Firstly, the death was simply just too convenient and too coincidental, coming just 24 hours after members of the public and prisoners at the courthouse had vowed to get him. Secondly, the death was also “convenient” for many involved in that it circumvented a lengthy trial that could have even led to appeals all the way up to the UK-based Privy Council.
It can be said that Ali provided a convenient vent for the collective rage of a nation enduring a living nightmare of unrelenting murders, very few of which are solved and even fewer for which anyone is convicted and for which no one ever faces capital punishment.
Further Ali, if guilty, might be said to have got a quick way out, rather than endure what would likely be months of awaiting his fate and a possible date with the hangman.
However, the discovery of Ali hanging in his prison cell while supposedly known to be a high-risk prisoner whom the authorities had taken pains to give his own, isolated cell has an air of suspiciousness.
We would like to know what actually happened in jail?
The very worst possible scenario, which is believed by Ali’s relatives, is that he was murdered in his cell. We cannot know whether or not this is so.

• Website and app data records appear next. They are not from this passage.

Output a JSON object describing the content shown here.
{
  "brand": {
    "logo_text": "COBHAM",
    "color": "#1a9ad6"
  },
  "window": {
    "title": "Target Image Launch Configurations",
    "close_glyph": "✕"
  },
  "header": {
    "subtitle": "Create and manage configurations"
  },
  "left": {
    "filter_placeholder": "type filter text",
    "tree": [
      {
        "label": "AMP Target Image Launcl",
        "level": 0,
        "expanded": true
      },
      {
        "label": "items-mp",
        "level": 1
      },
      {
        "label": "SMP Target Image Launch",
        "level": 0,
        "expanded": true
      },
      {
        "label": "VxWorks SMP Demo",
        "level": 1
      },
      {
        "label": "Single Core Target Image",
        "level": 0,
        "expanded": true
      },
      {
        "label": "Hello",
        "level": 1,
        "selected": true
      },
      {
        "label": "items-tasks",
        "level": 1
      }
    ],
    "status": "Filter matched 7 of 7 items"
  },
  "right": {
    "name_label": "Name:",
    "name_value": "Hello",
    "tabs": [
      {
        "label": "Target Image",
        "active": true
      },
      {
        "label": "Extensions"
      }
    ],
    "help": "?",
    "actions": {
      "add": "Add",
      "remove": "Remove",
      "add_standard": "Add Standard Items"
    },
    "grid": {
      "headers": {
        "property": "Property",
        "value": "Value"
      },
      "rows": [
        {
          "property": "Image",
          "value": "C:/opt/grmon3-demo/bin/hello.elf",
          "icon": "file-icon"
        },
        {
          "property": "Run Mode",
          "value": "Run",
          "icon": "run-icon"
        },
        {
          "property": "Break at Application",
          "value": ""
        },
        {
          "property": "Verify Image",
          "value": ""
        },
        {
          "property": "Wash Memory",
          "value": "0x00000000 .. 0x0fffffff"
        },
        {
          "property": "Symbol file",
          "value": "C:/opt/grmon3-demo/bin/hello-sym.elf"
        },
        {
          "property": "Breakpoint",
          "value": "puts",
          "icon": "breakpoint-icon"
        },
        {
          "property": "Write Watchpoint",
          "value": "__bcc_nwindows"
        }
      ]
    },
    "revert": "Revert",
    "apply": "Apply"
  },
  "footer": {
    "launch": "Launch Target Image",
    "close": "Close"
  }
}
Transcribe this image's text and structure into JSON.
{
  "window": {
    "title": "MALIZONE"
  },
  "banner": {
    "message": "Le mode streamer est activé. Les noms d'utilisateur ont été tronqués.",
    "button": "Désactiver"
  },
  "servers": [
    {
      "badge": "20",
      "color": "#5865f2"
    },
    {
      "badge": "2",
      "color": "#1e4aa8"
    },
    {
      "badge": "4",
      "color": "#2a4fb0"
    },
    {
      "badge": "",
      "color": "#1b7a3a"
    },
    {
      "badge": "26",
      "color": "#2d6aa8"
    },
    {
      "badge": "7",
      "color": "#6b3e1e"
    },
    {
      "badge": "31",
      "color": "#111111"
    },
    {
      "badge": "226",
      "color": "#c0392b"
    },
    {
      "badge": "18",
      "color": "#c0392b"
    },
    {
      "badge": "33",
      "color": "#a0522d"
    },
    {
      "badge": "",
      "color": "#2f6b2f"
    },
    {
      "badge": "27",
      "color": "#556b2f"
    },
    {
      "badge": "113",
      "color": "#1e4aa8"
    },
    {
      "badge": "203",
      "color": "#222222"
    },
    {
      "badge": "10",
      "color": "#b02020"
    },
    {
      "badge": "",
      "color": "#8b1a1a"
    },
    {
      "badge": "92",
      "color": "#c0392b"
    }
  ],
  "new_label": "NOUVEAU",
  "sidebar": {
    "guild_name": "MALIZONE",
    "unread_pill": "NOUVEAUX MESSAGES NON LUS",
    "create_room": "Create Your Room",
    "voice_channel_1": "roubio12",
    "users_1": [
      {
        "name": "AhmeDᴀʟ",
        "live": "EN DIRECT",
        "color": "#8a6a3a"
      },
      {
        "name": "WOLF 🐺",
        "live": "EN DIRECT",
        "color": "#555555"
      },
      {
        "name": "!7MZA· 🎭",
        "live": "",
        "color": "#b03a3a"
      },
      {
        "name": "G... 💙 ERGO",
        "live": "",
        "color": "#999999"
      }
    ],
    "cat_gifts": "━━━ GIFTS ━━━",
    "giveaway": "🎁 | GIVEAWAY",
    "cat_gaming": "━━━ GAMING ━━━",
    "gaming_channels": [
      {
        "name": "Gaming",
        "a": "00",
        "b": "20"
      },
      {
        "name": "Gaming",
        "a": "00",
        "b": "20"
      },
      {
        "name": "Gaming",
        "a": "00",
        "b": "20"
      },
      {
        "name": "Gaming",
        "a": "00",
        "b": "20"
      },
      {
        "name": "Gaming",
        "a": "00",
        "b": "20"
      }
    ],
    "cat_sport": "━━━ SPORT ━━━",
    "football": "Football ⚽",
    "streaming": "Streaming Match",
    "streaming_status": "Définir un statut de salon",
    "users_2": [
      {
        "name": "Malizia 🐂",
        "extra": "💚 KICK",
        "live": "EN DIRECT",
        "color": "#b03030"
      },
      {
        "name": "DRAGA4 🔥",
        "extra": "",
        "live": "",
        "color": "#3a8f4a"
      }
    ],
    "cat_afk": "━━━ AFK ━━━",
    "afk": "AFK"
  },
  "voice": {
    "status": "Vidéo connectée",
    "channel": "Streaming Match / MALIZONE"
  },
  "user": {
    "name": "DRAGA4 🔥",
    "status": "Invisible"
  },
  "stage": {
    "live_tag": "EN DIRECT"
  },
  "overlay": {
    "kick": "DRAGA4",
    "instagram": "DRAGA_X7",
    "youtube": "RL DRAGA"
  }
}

However, even if it was not murder, the Prisons Service at the very least is guilty of grave negligence in allowing Ali to somehow access a razor and cord or sheet, with which to respectively slit his wrists and hang himself, plus the conveniently placed ventilation blocks to affix the cord. All this, while equally “conveniently”, no one was watching him, the nation’s most at-risk person.
The excuses have begun already, and we can expect a lot more of them: Oh, the usual period for suicide watch is 15 minutes but this time something went wrong with the schedule, or oh, whatever has happened to the promised new batch of Prisons Service recruits?
The bottom line is that while under the care and protection of the TT Prisons Service, a prisoner has ended up dead. This is not the first time it has happened, as readers will recall a similar child-killer from Mayaro several years ago ending up dead with bruises on his body but with the authorities later blaming his death on AIDS.
So, will this now be a norm, for anyone charged with child murder to meet their death in prison before their case even gets to trial? It is a deadly precedent to set for this nation. It goes beyond the evils done in this particular case and is a greater issue than the particular fate of Ali.
Ali’s death is a stain on the Trinidad and Tobago Prisons Service.
Will we ever be told how this came about? Will anyone in authority be held responsible? Will heads roll?
The death throws a cloud over TT’s law enforcement authorities that is as harmful as past allegations of police officers shooting supposedly unarmed civilians. Without doubt, the incident makes Trinidad and Tobago look even more uncivilised in the eyes of the world.
Further, the death of Ali actually robs Trinidad and Tobago of the satisfaction of seeing due process, of the closure that could have come from the conclusion of a trial, and of finding out and learning lessons from the trial as to what had led to the tragic death of Hope Arismandez.